KAHUNA VALLEY— A home design CD-ROM, $7. Five-bedroom home on six and a quarter acres in the Kahuna Valley, priceless.
Francesco and Daisy Garripoli got the know-how to build their Kahuna Valley home with a home-design kit Francesco bought at the convenience store. The property is also home to their nonprofit, also called Kahuna Valley, dedicated to health and wellness.
“It was just one of those little home design packets you get at the supermarket,” he said. “I would stick it in my laptop and go to friends’ houses and work on (the project) there.” This is because when they acquired the land, an old pasture, they lived in an old school bus. That bus is still parked on the land beside the house as a reminder.
“We lived in the bus for about a year while we were building the house,” he said. “My family and friends and Qigong students from all over came over at different times and all helped us with the construction of the house.” With no real construction or contracting experience, the Garripolis and friends relied on each other for a contribution.
“Everybody had a little something C5they brought,” he said. “It was ‘hey, this is where we’re at and this is what we can do.’ There were great people on this island who really helped out.” Francesco said work on the property actually started with the surrounding area, as opposed to starting with the house’s foundation.
“I planted ti plants on every corner of the property to help contain the ‘aina. People were saying I should work on the foundation, but I was working on the trees and the plants,” he said.
Next up was work on the waterfall and watsu pool.
“I wanted the waterfall to be the centerpiece. I feel like that was the cornerstone of the property,” he said. “Here’s this big empty spot where my heart was and the house came from there.” Daisy said it was like a big hole, and friends thought it was a crazy idea. They collected big lava rocks from various parts of the island and had them blessed for their property.
“Friends were asking, ‘do you know what you’re doing?’ And we were saying, if we did know what we were doing, we probably wouldn’t do it,” she said.
The watsu pool and waterfall are integral parts of the property.
“We have these beautiful waterfalls around us, and during the dry season we don’t get to see them as much,” she said. “Francesco loves the water and hearing the sound of it, and this is our way of bringing nature to our property.” The couple built the house to run on generators, because they didn’t have power from the county yet.
The wood came from what Francesco called a “conscious mill” in Canada.
“I hand-selected all the wood from a very conscious mill in British Columbia,” he said. “They knew their trees and so I liked them. That’s the type of energy we wanted for the property, so we shipped them here.” At times, the weather almost halted the construction, but they kept on working.
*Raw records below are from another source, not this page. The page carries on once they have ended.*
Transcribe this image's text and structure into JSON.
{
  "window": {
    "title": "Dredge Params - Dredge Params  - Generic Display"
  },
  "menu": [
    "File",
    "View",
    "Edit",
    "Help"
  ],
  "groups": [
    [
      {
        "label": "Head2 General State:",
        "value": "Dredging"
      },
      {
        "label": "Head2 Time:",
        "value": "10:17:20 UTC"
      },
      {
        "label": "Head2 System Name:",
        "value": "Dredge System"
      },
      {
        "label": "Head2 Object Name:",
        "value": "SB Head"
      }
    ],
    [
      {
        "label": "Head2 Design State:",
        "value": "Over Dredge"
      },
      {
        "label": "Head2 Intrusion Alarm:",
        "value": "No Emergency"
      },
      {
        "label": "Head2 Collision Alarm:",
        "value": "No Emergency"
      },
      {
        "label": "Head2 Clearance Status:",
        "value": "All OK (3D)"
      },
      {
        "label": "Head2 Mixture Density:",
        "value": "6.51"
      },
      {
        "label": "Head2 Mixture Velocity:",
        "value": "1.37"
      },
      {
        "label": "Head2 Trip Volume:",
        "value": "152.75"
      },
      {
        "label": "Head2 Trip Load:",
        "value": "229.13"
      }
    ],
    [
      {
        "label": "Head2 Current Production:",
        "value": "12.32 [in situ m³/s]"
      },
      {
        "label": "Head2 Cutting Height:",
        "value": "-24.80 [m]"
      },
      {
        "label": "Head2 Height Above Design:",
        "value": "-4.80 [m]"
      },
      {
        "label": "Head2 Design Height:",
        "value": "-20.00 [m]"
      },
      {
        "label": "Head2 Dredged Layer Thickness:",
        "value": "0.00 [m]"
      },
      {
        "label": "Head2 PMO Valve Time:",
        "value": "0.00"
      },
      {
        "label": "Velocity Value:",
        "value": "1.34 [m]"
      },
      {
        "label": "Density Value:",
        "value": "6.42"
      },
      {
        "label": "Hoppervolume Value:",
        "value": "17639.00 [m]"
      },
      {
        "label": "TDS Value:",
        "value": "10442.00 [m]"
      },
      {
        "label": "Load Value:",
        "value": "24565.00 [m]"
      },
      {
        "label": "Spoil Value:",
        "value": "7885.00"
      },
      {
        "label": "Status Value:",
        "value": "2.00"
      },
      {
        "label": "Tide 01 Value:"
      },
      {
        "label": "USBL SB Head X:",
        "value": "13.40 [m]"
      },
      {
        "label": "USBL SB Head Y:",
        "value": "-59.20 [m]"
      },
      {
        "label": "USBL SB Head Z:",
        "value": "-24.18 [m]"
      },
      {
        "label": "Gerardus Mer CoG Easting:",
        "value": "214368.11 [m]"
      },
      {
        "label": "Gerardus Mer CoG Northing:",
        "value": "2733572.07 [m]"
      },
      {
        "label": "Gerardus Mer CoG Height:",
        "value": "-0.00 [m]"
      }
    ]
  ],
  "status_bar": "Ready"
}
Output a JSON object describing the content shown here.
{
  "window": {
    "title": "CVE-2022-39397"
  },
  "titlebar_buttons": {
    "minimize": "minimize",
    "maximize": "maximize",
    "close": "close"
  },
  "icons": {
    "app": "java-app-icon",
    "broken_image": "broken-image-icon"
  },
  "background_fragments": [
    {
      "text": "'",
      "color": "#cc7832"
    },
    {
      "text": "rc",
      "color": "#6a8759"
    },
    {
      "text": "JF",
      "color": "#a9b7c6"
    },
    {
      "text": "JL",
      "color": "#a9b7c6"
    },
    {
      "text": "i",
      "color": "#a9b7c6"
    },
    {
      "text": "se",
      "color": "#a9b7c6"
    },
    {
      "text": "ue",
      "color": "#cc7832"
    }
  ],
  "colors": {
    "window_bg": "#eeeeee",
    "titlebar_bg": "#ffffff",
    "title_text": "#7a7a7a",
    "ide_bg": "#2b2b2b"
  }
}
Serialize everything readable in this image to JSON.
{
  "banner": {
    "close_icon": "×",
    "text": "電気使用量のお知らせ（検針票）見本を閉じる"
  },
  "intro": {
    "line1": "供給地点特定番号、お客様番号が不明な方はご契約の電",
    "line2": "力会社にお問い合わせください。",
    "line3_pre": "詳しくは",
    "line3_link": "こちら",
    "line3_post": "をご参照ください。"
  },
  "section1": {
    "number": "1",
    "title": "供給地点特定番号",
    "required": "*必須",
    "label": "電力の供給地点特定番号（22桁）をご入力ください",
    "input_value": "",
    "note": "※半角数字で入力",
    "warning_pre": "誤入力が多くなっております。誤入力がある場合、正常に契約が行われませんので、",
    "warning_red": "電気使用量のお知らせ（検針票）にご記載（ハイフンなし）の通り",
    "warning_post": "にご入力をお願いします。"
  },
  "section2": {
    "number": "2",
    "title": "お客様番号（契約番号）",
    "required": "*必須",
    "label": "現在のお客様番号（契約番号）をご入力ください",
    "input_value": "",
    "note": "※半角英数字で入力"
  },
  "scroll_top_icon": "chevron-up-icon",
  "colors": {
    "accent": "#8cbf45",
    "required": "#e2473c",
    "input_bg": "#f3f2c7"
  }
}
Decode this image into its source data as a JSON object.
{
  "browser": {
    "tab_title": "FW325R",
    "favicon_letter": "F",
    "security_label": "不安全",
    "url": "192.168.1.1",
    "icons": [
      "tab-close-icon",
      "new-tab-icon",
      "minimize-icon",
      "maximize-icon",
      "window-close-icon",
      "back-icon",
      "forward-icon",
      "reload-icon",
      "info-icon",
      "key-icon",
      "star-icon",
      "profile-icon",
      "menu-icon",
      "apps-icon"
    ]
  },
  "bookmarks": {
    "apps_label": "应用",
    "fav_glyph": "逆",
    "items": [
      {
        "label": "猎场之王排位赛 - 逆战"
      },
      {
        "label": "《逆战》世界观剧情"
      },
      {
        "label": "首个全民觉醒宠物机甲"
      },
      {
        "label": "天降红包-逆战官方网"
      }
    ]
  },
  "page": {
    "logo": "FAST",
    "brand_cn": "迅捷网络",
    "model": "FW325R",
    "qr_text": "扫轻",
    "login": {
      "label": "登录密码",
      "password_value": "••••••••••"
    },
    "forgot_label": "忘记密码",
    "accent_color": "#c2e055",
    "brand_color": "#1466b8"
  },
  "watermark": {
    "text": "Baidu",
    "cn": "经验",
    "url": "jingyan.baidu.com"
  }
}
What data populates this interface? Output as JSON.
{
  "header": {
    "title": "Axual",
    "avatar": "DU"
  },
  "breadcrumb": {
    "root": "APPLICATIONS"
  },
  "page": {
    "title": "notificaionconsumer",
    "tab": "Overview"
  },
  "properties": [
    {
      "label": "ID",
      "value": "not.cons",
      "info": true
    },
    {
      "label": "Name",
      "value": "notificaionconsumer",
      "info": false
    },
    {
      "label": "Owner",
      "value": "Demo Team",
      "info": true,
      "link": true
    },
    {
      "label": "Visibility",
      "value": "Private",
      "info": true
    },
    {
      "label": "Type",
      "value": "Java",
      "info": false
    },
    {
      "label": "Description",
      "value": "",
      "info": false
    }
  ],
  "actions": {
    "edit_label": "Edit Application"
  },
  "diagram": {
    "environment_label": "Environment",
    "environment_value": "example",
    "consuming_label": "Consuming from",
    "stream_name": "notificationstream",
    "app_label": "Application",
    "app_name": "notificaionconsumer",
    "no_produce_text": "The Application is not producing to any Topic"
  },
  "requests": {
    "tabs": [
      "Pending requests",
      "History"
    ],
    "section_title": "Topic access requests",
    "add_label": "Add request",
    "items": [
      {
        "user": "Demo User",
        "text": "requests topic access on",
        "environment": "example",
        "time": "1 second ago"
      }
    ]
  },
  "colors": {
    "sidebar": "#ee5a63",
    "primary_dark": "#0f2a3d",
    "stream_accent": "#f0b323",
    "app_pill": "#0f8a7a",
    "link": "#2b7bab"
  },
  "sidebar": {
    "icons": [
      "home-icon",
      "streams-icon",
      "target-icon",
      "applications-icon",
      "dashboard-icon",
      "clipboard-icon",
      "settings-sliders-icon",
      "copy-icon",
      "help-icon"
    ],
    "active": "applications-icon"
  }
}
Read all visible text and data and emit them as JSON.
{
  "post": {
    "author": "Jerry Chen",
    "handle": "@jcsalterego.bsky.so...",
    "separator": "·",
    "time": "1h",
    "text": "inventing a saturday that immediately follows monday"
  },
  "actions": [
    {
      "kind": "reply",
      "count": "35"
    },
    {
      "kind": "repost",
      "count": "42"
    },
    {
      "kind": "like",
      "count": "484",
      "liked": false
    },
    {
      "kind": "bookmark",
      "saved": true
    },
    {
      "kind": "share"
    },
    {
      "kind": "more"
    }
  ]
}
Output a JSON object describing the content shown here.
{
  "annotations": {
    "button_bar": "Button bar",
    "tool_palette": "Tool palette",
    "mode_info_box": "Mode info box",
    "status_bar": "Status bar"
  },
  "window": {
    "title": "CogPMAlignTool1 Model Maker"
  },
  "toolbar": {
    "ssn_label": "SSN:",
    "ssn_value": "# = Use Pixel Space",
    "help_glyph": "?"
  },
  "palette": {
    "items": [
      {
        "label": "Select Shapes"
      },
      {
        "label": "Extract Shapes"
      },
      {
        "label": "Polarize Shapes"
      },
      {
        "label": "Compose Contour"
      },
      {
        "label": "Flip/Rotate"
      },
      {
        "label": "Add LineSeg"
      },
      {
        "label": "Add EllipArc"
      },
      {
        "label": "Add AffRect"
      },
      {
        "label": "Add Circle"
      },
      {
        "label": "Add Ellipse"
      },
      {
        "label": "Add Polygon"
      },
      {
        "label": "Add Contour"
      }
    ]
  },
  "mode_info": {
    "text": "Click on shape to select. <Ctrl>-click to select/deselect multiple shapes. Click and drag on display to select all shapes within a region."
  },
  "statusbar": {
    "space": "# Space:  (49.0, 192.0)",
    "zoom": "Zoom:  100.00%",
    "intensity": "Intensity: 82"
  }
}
“One container (of wood) almost fell off the truck because it was so rainy and we couldn’t bring the container to the house,” he said. “You know, if you don’t know any better in what you’re doing, you’re at least focused on the vision of what you want.” Because their home was such a special project that they built themselves, producers of the Home and Garden Television (HGTV) show “Look What I Did!” visited and interviewed them for an episode. Other Kaua‘i homes visited by the crew were the homes of Bruna Stude and Carter Corey in Kalaheo, Christian and Nadine Riso in Lawa‘i, Sally and Dean French in Kalaheo and Tom Teitge in Hanapepe.
Look for their episodes to air sometime this summer.
“Daisy and I worked side-by-side at all hours of the night, putting tile down and grouting. I think if you can keep your relationship going strong during conditions like when we were building this house, you can take on anything,” he said.
• Lanaly Cabalo, lifestyle writer, can be reached at 245-3681 (ext. 237) or email@example.com.